On November 23, 1963, Hindley approached 12-year-old John Kilbride in Ashton-under-Lyne, Lancs, and offered him a lift home. Brady told John he would give him some sherry, but they would have to stop by at the Moor first. He sexually assaulted the boy and attempted to slit his throat with a six-inch serrated blade before fatally strangling him with a piece of string.
On June 16, 1964, Keith Bennett, 12, was on his way to his grandmother’s house when Hindley lured him into her van. She drove to a lay-by on the Moor and Brady took the boy while Hindley kept watch. Brady reappeared 30 minutes later having sexually assaulted and strangled Keith. His body was never found.
On Boxing day, the couple visited a fairground and came across Lesley Ann Downey, 10. They approached her and lured her back to their house, where she was undressed, gagged and forced to pose for photographs before being raped and killed. The following morning Brady and Hindley drove with Downey’s body to Saddleworth Moor, where she was buried, naked with her clothes at her feet, in a shallow grave.
On 6 October 1965 Brady met Edward Evans, a 17-year-old apprentice engineer Edward Evans, at Manchester Central railway station. He invited him to his home where Brady beat him to death with an axe. The murders ended only after they were arrested and then jailed for life for three murders in 1966. Later, over 20 years after their arrest, they confessed to two more murders.
At the Moors Murders trial, they played the tape Ian Brady made of the screams of Lesley Anne Downey as she begged for her life and called for her mummy. In court, Brady was asked why he made two copies of that tape, which was found in the left luggage locker at Manchester railway station. Brady replied:

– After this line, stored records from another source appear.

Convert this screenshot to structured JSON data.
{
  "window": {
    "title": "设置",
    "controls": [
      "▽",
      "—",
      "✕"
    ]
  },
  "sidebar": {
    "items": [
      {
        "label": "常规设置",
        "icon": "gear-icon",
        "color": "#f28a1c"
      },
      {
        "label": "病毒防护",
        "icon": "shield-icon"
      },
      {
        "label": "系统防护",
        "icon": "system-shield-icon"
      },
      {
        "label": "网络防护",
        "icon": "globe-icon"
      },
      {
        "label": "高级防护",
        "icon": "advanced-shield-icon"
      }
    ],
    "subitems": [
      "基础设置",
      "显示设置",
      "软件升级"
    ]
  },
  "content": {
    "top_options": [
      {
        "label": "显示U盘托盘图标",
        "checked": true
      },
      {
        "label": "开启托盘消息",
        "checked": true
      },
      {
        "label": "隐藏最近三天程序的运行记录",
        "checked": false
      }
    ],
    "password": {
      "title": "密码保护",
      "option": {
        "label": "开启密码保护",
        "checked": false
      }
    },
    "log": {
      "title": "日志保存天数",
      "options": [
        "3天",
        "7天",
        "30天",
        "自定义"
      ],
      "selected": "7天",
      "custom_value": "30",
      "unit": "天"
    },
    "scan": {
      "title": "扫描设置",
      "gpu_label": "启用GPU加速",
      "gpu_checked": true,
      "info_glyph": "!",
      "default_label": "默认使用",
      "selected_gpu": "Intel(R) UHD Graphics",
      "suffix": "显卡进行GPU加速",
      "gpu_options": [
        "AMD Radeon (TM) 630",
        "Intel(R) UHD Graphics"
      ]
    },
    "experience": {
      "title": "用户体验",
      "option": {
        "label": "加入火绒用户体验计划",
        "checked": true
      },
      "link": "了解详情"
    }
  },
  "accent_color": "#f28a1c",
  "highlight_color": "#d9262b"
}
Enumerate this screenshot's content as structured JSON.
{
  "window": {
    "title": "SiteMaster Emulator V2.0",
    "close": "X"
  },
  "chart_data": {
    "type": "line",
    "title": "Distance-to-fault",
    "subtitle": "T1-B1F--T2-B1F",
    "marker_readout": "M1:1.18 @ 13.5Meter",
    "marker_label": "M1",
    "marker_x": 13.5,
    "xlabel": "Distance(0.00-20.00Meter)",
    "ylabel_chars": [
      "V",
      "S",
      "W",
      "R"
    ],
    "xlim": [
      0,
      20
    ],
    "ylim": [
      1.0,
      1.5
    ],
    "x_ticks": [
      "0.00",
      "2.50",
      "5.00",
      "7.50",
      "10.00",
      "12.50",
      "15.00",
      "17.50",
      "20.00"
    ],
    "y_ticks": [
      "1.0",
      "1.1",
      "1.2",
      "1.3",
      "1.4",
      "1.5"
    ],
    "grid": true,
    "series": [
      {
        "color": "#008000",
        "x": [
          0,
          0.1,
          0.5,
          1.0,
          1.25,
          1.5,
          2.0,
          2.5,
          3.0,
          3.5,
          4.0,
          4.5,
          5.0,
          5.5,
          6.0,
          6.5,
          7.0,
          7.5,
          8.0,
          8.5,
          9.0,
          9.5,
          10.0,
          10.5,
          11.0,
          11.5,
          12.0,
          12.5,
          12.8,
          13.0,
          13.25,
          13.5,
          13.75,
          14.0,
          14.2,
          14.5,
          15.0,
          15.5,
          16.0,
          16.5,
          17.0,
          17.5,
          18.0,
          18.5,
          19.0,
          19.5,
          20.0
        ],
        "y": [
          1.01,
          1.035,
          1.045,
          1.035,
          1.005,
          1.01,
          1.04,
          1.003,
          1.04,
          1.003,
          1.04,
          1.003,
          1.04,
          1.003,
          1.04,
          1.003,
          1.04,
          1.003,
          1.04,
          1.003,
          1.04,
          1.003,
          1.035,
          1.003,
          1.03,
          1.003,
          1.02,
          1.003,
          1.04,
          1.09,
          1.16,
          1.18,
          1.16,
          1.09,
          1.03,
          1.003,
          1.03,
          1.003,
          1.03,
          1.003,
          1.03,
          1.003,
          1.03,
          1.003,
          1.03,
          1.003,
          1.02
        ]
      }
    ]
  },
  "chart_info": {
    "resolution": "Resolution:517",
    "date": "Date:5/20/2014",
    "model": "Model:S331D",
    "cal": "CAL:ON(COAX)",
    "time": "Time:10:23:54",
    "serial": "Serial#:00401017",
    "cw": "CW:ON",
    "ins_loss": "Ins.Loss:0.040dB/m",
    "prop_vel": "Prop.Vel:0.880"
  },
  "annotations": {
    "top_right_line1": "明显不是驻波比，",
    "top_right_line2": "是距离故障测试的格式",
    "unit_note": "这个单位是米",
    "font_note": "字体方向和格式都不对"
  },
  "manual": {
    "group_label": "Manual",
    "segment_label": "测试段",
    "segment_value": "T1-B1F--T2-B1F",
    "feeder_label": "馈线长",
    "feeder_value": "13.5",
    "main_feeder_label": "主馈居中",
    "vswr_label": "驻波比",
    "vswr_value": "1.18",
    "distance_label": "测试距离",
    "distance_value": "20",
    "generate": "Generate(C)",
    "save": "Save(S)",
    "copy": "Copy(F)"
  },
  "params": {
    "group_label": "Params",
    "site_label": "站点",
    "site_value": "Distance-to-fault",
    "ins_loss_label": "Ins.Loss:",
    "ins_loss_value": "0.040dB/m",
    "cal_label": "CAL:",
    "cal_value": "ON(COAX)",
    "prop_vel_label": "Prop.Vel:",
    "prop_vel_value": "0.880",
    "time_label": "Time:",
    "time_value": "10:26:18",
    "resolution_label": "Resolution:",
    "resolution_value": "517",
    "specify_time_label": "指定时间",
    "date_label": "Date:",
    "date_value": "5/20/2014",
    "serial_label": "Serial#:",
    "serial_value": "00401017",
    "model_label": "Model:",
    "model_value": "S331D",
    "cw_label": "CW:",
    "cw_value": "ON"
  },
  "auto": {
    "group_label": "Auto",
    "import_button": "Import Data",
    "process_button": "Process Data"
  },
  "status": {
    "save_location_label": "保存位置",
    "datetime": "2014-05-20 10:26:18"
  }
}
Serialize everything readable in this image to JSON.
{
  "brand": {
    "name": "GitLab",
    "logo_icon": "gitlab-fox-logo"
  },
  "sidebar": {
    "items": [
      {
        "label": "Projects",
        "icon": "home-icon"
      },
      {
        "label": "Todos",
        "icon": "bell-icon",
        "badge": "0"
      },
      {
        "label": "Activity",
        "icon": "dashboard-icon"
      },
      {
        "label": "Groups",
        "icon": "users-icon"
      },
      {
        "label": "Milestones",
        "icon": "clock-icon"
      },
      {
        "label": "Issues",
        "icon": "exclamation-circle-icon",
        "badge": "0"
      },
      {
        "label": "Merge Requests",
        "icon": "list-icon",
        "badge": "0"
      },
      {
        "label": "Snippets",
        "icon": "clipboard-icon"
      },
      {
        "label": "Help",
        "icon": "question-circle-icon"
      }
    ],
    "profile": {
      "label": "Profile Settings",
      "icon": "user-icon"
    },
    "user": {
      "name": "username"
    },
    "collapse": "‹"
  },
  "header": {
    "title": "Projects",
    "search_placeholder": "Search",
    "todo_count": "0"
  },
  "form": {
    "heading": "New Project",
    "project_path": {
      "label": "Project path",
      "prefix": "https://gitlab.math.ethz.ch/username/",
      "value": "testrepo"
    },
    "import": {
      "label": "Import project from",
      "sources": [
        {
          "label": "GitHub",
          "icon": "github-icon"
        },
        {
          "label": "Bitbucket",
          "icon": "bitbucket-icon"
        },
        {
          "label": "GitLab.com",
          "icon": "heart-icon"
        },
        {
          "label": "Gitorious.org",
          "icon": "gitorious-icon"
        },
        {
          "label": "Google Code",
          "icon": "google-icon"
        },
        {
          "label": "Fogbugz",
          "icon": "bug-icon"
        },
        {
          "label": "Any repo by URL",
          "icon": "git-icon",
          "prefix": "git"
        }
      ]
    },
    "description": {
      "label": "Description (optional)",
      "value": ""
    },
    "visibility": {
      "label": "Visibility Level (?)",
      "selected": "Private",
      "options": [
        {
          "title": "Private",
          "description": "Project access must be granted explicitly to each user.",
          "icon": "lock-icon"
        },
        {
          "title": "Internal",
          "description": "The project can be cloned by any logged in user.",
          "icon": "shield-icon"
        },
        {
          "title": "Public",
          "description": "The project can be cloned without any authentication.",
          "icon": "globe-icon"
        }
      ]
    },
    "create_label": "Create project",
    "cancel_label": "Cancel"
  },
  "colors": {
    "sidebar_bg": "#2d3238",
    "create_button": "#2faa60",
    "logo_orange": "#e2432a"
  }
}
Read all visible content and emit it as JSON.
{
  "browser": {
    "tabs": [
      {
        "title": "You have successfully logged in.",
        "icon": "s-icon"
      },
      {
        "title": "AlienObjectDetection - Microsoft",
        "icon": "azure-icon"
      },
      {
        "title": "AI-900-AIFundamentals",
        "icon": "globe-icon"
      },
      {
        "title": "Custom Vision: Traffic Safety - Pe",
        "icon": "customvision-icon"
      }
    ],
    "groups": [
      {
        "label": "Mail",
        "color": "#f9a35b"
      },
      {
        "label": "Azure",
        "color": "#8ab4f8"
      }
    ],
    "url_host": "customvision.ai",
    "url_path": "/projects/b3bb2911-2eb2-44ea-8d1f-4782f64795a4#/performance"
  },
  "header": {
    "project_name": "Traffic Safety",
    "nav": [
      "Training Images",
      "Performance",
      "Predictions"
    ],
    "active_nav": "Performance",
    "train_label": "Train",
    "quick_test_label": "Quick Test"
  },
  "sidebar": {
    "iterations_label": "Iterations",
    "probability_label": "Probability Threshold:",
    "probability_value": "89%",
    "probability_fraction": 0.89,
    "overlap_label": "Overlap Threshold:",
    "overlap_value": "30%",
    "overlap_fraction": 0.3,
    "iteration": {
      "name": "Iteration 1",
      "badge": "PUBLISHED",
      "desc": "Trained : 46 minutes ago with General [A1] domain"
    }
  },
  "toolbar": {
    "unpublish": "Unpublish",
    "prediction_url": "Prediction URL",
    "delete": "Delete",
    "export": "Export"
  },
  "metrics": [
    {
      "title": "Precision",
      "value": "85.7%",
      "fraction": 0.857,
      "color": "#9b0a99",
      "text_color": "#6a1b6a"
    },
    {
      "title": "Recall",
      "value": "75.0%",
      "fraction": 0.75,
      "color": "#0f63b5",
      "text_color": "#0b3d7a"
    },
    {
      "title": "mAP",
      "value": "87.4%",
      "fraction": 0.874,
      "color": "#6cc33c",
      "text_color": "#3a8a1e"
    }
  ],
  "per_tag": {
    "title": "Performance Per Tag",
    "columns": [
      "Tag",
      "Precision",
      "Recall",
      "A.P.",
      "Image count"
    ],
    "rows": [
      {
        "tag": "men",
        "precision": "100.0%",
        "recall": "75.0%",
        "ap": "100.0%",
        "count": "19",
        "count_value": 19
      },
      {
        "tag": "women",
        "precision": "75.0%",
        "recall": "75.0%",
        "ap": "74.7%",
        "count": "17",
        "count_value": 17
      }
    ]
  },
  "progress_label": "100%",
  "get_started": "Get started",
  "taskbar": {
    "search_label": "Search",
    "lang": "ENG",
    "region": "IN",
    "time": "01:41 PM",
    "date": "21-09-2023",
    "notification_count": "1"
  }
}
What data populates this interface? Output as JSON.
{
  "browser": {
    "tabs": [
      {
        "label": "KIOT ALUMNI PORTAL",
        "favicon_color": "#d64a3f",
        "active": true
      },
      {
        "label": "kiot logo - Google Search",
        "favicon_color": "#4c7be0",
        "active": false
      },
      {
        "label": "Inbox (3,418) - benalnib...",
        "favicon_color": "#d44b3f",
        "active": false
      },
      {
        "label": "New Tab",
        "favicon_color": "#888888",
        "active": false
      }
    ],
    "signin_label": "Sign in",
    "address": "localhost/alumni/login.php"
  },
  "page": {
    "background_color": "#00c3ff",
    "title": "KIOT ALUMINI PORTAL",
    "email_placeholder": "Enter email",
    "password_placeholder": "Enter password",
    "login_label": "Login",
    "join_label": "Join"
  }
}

"Because it was interesting and unusual."
In 1985, Brady was transferred from jail to Ashworth. For years, he was placed on suicide watch and in 1999, he went on hunger strike in protest at being declared insane. Since then he has been kept alive by being force-fed a liquid diet by nasal tube. In 2013, Brady went before a mental health tribune in which he claimed he was no longer a paranoid schizophrenic and should be moved to a jail in his native Scotland and allowed to die. He lost the ruling and was returned to Ashworth.
Brady made his deteriorating health known to a friend of his in a letter in which he revealed that he was suffering a lung and chest condition.
"I’m still bedridden and have been for over two years," he wrote in the letter. "It is terminal."
With Brady's death, hopes of ever finding the body of Keith Bennett dwindles. Brian Masters, a criminologist, revealed that Brady refused to reveal to the victim's family where their son was buried because he simply did not care. He said that Brady was the kind of person who never cared about anyone else or their feelings, except himself, and he was that way even up till his death.